--- Information given ---
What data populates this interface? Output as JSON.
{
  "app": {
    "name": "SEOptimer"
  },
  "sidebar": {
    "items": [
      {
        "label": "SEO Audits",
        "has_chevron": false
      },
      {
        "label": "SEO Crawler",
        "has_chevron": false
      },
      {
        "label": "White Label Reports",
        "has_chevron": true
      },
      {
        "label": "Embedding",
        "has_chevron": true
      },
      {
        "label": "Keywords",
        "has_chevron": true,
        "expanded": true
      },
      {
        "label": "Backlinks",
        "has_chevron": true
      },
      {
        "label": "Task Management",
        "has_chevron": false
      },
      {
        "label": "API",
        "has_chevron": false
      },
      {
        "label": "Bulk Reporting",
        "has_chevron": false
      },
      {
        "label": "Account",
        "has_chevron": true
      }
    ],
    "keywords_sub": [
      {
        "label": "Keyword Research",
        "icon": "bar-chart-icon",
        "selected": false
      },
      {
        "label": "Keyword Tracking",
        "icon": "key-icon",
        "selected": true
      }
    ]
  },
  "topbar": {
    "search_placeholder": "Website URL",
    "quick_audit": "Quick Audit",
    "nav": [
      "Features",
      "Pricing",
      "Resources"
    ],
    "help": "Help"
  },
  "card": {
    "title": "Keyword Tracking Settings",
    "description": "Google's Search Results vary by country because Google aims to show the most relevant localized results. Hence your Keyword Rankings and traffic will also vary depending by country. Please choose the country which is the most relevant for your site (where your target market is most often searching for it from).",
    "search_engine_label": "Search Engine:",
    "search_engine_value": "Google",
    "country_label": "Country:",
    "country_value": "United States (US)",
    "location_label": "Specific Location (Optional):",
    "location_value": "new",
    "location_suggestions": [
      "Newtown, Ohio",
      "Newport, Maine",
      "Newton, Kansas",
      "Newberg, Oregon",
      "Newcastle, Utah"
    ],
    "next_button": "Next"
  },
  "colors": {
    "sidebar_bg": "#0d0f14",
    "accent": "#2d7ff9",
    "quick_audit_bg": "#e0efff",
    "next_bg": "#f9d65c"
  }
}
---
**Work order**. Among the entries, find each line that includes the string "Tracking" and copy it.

**Exercise answer**.
        "label": "Keyword Tracking",
    "title": "Keyword Tracking Settings",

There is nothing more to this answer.